What you are asked to do:
From the entries, copy each line that includes "this".

Page and application data records:
Start of Block

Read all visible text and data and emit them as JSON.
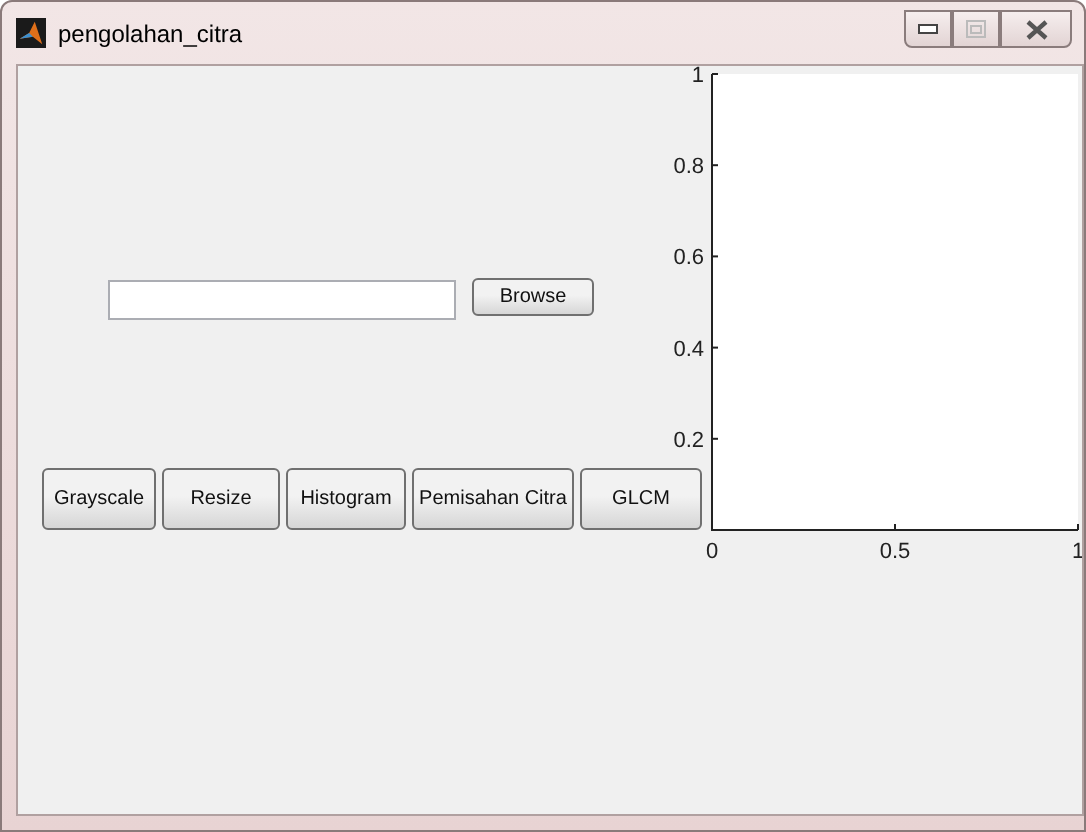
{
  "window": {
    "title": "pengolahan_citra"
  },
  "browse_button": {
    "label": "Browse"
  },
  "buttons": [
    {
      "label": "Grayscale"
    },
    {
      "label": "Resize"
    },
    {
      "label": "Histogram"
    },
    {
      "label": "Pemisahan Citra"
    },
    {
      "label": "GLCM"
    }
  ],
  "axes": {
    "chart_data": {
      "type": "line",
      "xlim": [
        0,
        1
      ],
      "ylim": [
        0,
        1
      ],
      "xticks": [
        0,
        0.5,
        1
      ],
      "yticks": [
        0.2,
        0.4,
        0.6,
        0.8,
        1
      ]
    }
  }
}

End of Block
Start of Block

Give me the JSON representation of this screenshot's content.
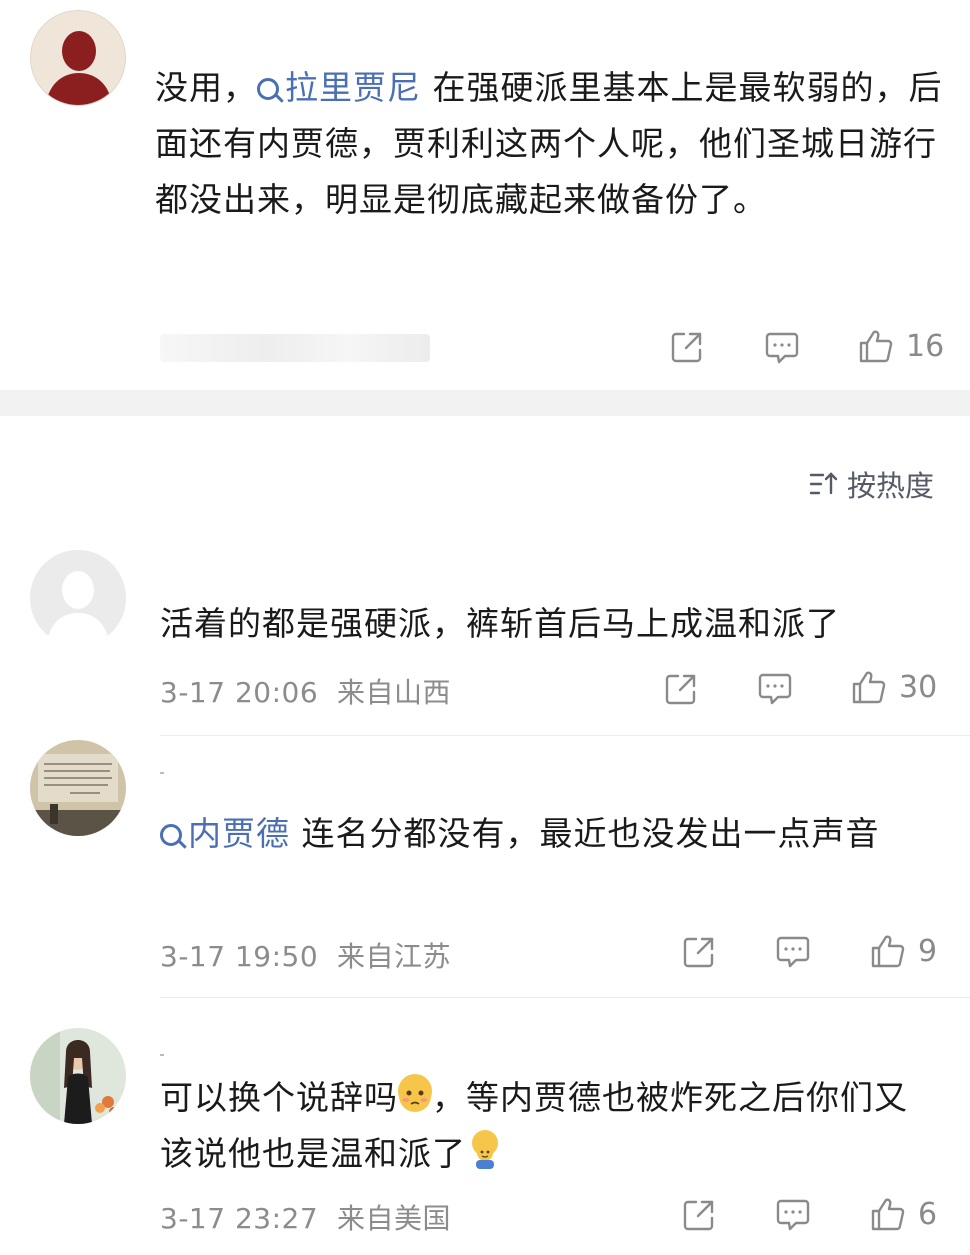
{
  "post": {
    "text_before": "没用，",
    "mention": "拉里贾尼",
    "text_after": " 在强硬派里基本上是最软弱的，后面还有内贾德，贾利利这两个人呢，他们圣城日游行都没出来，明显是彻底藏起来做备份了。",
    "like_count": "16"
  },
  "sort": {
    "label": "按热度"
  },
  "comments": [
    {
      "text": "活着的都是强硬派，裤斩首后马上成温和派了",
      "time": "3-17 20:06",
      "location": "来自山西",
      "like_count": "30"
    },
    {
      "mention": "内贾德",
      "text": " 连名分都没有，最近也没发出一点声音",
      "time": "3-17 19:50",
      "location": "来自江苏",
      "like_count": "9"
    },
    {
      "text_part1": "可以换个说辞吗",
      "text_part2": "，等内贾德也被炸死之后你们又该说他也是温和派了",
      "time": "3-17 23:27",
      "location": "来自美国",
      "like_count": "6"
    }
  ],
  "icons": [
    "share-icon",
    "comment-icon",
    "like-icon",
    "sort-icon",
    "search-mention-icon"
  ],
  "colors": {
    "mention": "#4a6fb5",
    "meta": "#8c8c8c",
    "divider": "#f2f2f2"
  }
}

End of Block
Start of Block

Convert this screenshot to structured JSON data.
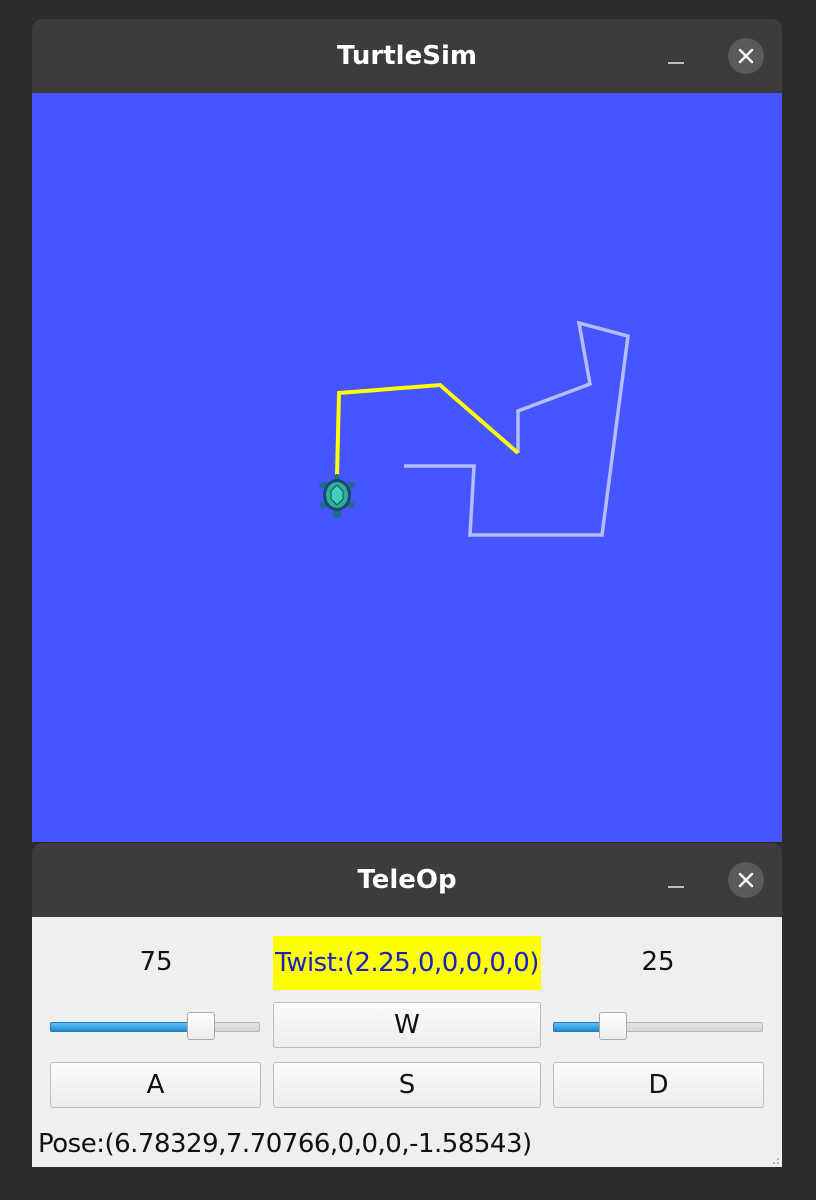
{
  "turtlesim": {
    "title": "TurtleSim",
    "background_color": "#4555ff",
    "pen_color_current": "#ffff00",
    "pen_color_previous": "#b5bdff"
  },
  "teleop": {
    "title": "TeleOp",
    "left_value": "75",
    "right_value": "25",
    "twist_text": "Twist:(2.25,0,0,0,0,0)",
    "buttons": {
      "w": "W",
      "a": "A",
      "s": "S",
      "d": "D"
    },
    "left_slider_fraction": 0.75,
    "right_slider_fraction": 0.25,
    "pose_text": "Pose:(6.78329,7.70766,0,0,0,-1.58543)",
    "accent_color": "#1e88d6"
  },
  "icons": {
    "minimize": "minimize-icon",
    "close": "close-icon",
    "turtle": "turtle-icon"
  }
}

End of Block

Answer below:
Give me the JSON representation of this screenshot's content.
Convert this screenshot to structured JSON data.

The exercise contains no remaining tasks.